My sister and I went downstairs, where my mum sat sullen and guilty beside her boyfriend. She said without emotion that there was nowt for breakfast and if we wanted a Christmas dinner, we had to go to mass because the St. Vincent De Paul Society was putting on a tea for indigent Catholics. So my sister Alberta dragged me across the silent but festive streets of Bradford to our church where we were met by other children in similar circumstances. Like us they were dressed in rags and their faces were thin from hunger or disease caused by poverty.
Following mass, we made our way to the meal for indigent children. The feast for Bradford’s poor was held in an open type gymnasium that was both damp and dark. Like at school meals, we lined up to be served our dinner and then sat down on hard benches before long Spartan tables. We were told by the nuns to pray, and so we, the poor, the destitute, the unloved and unlucky, gave thanks again to the ever-watchful Jesus. After we prayed we attack our meal like famished dogs. It was a stringy, anorexic Christmas goose that seemed to have drowned underneath watery gravy that looked like warmed over gutter water. But to us it was manna from heaven because we’d not enjoyed a warm meal or meat for many weeks. After our dinner, a Father Christmas appeared, with a tubercular cough, and presented to each child an orange specked with decay.
On our way home, I was mournful but content that my stomach was full because I knew that come Boxing Day, I’d be out scavenging for food in the rubbish bins behind restaurants.
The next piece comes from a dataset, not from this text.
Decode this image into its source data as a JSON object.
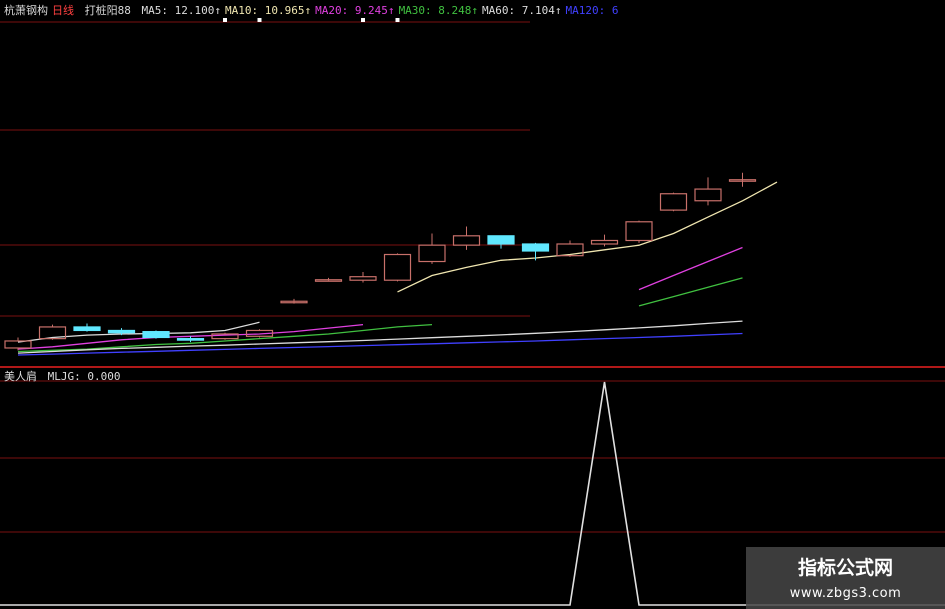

It hurt me like a cut into my skin, to see along the way, middle class homes where people I knew were inside, warm, well fed and enjoying their Christmas Day, unaware and unconcerned that despair was all around them.
When we returned to the doss, I found my dad upstairs in our dank attic chewing on a pipe starved of tobacco and reading a book of history. He looked up from his pages and smiled at me:
“Happy Christmas, lad, sorry there weren’t much for thee and thy sister. Next year, hey son, next year…”
But there was never a next year because by the first week of 1932 my mother was forced to cast my dad adrift. She asked him to leave the attic as it was upsetting her new boyfriend. Much later on in her life, my mother spoke the way a ship wreck survivor would talk about casting off a weak crew member that was jeopardising the survival of others, when she referred to my father. “Had no choice, it was him or us.”
Dad left us when I was eight years old and I never saw him alive again. Some years later, my dad died and he was buried in a paupers pit in Scholemoor Cemetery. His bones lie with thousands of other victims of the Great Depression who were too poor to afford their own funeral and headstone. I am 93 now but to this day I think about his last gift to me because it wasn’t the penny sweets. No. it was the hope that next year will always be brighter than the last and love can triumph over all impediments.